Former Israeli chief rabbi gets 4.5 years in prison for graft
Feb 24, 2017
Former Israeli chief rabbi Yona Metzger appears at the Jerusalem District Court in the occupied Jerusalem al-Quds on January 30, 2017. (Photo by the Times of Israel)
An Israeli court has rejected a plea bargain with former chief rabbi Yona Metzger, handing down a harsher sentence of four-and-a-half years in prison on an array of charges ranging from fraud and money laundering to bribery.
On Thursday, Jerusalem District Court Judge Moshe Yo’ad Hacohen dismissed the prosecution’s plea deal under which 63-year-old Metzger was expected to serve three-and-a-half years in prison, and added a year to the sentence.
The judge told the former chief rabbi that if the plea deal had not been signed with the prosecution, he would have sentenced him to seven years in prison.
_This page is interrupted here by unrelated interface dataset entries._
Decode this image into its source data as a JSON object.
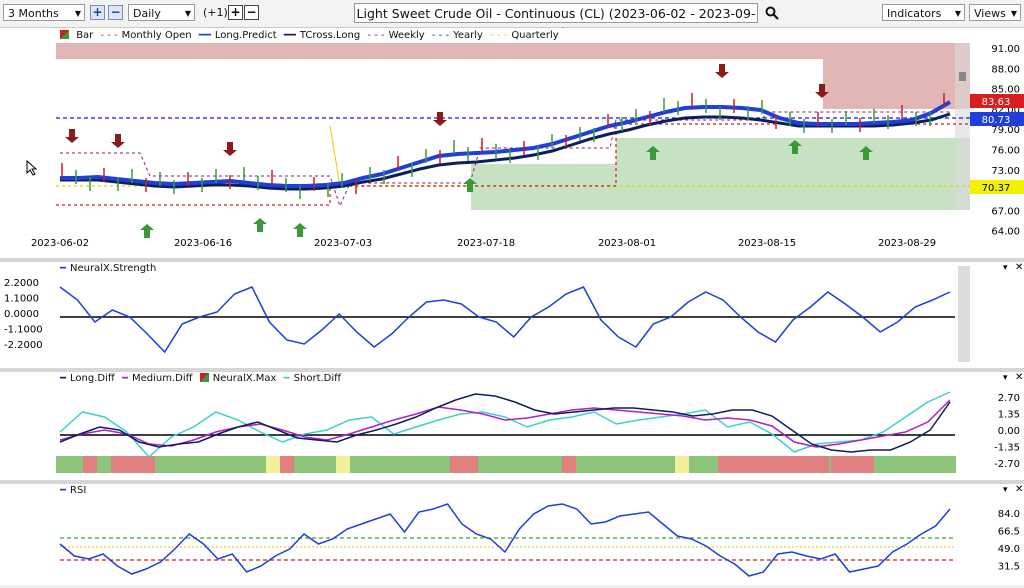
{
  "toolbar": {
    "range": "3 Months",
    "interval": "Daily",
    "step": "(+1)",
    "title": "Light Sweet Crude Oil - Continuous (CL) (2023-06-02 - 2023-09-05)",
    "indicators": "Indicators",
    "views": "Views"
  },
  "legend": {
    "bar": "Bar",
    "monthly_open": "Monthly Open",
    "long_predict": "Long.Predict",
    "tcross_long": "TCross.Long",
    "weekly": "Weekly",
    "yearly": "Yearly",
    "quarterly": "Quarterly"
  },
  "price_axis": [
    "91.00",
    "88.00",
    "85.00",
    "82.00",
    "79.00",
    "76.00",
    "73.00",
    "70.00",
    "67.00",
    "64.00"
  ],
  "price_tags": {
    "red": "83.63",
    "blue": "80.73",
    "yellow": "70.37"
  },
  "date_axis": [
    "2023-06-02",
    "2023-06-16",
    "2023-07-03",
    "2023-07-18",
    "2023-08-01",
    "2023-08-15",
    "2023-08-29"
  ],
  "panel2": {
    "label": "NeuralX.Strength",
    "axis": [
      "2.2000",
      "1.1000",
      "0.0000",
      "-1.1000",
      "-2.2000"
    ]
  },
  "panel3": {
    "labels": [
      "Long.Diff",
      "Medium.Diff",
      "NeuralX.Max",
      "Short.Diff"
    ],
    "axis": [
      "2.70",
      "1.35",
      "0.00",
      "-1.35",
      "-2.70"
    ]
  },
  "panel4": {
    "label": "RSI",
    "axis": [
      "84.0",
      "66.5",
      "49.0",
      "31.5"
    ]
  },
  "colors": {
    "blue": "#1f3fd8",
    "navy": "#0b1f5c",
    "red": "#cc1f1f",
    "green": "#3a9a3a",
    "magenta": "#b020c8",
    "cyan": "#3cd0d0",
    "yellow": "#e0d400"
  }
}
Court documents said Metzger would begin to serve out his sentence at the Nitzan Prison in Ramle on May 3, 2017.
Metzger pleaded guilty on January 30 to a raft of corruption under the plea deal. In addition to the three-and-a-half years jail term, the ex-chief rabbi had agreed to confiscation of his apartment in Jerusalem al-Quds, a fine and back taxes.
Under the deal, Metzger was convicted of accepting five million Israeli shekels ($1.3 million) in bribes, down from 10 million in the original indictment, while other charges – including fraud, breach of trust, and money laundering – were to be dropped.
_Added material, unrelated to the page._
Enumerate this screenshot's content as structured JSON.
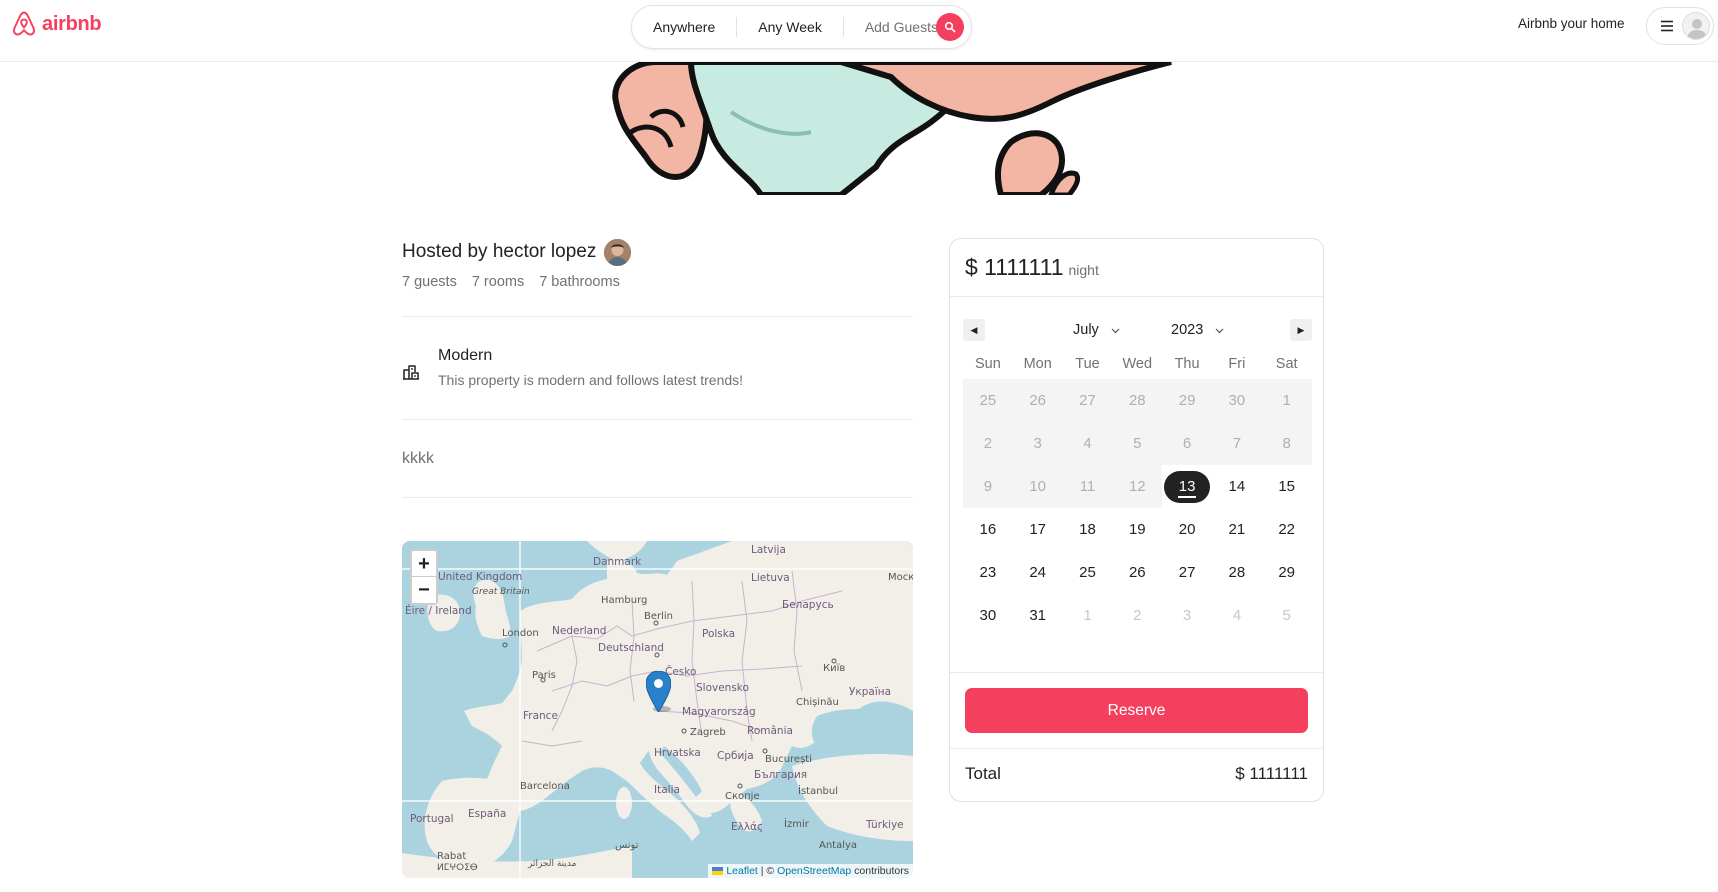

In March 2016, Metzger was accused of accepting some 10 million shekels ($2.6 million) in bribes, and keeping about seven million shekels ($1.8 million) of it for himself.
Police said he had stashed more than 700,000 Israeli shekels ($200,000) with his sister in the northern Israeli port city of Haifa, and a search of his home turned up 40,000 shekels (over $11,300 at the time) in cash hidden in various books.
Metzger initially contended that the money in Haifa came from an inheritance, but later investigations found the claim to be unfounded.
He stepped down as Israel’s chief rabbi on July 24, 2013 after 10 years in office.
Israel has two chief rabbis, one Ashkenazi and the other Sephardi, whose responsibilities include running rabbinical courts and regulating the kosher food supervision industry.